*WORK INSTRUCTION*
Wherever a line of the records contains "bookmarks", copy that line.

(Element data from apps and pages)
*** Begin section ***
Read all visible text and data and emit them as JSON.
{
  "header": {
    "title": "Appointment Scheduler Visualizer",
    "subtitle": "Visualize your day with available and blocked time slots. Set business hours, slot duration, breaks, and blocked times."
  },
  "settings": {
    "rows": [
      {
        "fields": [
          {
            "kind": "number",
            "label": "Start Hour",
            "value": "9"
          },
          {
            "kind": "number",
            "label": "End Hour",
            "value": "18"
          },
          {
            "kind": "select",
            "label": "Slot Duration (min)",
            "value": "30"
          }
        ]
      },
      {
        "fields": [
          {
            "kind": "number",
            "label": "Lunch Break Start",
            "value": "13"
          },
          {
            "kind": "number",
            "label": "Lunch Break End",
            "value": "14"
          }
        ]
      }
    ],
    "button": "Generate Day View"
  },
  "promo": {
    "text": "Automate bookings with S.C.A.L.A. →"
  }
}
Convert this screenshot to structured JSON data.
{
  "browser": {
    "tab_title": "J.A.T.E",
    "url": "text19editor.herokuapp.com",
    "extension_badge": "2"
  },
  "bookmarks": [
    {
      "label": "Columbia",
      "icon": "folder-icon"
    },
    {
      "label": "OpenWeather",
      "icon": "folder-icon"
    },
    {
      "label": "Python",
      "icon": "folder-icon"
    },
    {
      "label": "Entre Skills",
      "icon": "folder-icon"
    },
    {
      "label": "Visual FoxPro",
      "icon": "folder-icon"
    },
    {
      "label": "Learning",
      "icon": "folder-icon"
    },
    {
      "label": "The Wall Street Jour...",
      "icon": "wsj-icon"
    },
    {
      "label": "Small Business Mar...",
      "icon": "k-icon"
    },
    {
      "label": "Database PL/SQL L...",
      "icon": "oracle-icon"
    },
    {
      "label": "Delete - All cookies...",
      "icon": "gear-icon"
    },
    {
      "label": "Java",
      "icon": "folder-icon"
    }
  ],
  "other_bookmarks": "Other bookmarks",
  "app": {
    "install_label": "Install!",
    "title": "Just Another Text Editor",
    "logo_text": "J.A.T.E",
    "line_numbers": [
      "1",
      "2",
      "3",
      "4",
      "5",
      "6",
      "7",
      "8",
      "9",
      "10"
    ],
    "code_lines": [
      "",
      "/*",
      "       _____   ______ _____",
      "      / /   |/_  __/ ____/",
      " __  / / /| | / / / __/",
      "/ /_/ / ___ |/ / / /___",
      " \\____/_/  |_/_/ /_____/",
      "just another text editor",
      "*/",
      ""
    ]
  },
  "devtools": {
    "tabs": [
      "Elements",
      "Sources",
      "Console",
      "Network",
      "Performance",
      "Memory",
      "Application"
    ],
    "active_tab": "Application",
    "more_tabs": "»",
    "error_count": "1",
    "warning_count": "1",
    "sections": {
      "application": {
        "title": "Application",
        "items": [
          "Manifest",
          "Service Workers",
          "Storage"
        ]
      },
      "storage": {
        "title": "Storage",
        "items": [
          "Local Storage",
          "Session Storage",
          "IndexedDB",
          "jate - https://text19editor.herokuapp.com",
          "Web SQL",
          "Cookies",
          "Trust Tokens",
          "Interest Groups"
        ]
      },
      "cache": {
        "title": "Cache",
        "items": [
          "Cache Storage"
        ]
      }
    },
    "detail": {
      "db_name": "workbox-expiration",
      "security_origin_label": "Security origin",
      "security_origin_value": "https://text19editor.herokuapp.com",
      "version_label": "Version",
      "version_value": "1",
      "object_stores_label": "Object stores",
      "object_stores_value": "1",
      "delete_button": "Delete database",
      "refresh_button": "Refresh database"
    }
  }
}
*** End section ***
*RESPONSE*
  "bookmarks": [
  "other_bookmarks": "Other bookmarks",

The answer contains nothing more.